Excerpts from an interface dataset
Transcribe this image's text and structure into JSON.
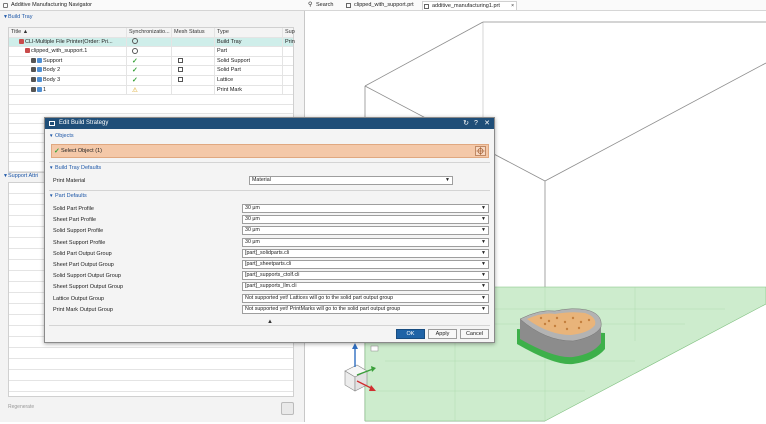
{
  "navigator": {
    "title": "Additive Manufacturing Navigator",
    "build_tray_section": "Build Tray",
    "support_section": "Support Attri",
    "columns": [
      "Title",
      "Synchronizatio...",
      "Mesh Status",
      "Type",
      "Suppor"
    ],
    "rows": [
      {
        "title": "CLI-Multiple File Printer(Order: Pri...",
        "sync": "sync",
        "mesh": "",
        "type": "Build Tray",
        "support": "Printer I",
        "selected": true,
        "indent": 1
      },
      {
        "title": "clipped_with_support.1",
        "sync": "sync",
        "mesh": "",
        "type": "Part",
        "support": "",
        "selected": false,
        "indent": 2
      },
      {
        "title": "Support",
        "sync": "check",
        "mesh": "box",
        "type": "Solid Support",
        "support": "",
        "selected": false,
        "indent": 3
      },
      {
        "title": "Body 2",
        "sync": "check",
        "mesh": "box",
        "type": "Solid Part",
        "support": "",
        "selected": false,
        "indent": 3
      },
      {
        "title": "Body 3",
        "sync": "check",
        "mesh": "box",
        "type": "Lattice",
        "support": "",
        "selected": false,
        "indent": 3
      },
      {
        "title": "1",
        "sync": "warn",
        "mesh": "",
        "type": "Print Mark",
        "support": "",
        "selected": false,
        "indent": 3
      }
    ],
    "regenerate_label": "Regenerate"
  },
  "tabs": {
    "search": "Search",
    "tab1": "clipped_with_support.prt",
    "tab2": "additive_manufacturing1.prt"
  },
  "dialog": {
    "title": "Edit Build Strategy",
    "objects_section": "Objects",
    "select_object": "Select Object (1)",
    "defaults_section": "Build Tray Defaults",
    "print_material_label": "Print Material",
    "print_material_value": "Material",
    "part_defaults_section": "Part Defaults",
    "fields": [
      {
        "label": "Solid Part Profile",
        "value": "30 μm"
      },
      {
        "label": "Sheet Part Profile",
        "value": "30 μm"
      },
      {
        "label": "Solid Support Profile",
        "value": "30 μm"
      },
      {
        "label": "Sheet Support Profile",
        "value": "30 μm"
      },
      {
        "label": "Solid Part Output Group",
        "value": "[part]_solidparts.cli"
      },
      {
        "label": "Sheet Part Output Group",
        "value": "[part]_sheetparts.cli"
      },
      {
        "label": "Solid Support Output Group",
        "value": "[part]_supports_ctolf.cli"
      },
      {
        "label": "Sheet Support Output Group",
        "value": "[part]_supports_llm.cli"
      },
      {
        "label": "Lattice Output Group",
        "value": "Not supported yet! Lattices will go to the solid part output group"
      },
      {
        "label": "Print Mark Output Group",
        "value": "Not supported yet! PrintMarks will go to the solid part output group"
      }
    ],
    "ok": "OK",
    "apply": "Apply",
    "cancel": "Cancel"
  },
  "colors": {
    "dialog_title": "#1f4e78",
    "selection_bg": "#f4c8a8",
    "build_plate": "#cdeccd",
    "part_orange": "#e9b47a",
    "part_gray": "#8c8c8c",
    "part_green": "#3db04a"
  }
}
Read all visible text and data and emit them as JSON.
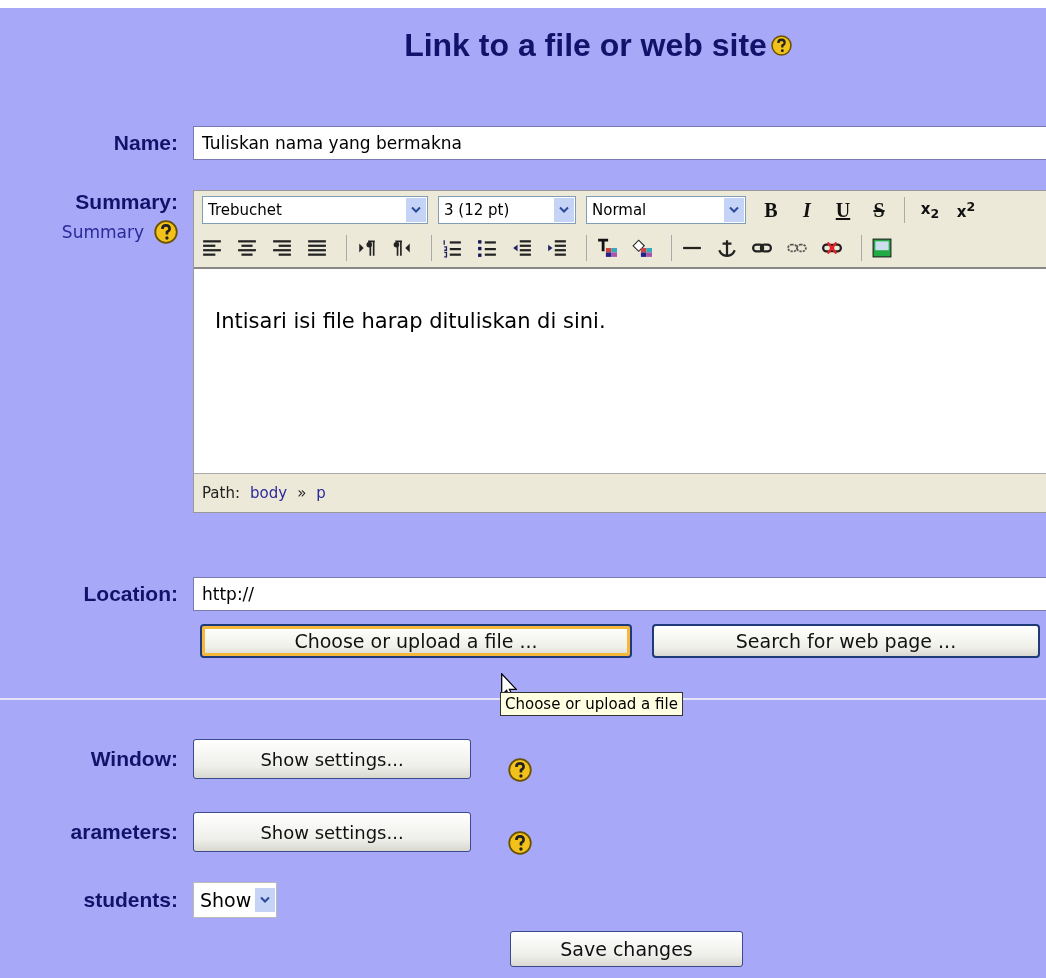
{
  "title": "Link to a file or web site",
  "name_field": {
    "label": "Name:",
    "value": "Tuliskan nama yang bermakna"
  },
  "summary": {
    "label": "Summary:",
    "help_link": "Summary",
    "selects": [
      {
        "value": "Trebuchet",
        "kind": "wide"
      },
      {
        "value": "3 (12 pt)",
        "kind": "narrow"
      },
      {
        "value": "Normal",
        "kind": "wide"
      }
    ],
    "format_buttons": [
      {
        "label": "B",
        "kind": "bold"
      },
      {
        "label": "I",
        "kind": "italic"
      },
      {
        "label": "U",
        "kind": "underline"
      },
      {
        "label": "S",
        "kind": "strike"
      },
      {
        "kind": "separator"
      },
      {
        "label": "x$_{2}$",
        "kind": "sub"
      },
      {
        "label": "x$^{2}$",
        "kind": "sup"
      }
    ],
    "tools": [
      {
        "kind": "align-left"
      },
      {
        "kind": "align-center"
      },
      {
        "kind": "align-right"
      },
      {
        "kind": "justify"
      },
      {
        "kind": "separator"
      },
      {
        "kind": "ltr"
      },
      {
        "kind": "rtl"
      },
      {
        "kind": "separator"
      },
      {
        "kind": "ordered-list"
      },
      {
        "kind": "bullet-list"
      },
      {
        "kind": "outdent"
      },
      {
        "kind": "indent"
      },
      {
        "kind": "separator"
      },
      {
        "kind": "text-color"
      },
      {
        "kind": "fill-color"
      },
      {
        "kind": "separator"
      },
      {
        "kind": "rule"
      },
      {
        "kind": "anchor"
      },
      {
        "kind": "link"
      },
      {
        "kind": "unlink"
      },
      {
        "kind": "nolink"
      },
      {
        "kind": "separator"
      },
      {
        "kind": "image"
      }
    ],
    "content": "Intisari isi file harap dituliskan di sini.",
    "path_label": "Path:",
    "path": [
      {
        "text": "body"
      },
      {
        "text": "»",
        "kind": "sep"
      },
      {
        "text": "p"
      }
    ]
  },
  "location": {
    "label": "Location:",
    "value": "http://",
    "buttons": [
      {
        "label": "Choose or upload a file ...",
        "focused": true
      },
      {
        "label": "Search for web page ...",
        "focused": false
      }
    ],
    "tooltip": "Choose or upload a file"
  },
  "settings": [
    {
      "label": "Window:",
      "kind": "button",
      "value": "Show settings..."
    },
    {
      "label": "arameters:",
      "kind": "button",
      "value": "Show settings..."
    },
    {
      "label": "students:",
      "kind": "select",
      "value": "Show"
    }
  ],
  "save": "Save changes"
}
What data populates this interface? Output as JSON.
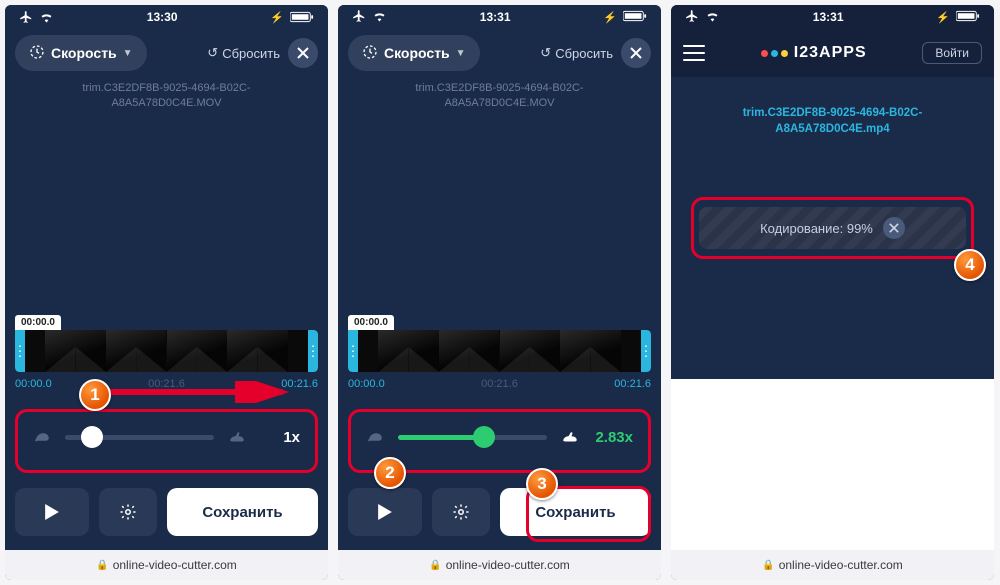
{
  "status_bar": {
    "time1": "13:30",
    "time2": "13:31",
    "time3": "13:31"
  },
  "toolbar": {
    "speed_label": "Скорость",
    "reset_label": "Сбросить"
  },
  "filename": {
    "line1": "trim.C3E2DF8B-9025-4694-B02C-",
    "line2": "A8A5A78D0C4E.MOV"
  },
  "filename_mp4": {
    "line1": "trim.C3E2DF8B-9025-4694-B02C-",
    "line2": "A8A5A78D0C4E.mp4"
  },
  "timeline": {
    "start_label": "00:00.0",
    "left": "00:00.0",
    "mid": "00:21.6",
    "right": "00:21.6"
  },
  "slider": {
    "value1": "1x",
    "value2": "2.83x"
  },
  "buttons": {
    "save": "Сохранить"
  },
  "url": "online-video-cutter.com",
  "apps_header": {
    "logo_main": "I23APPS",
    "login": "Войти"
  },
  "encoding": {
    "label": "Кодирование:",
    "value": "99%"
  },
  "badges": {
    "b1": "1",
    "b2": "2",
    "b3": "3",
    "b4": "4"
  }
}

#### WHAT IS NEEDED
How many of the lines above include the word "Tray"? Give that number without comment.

#### THE COMPLETED TASK
3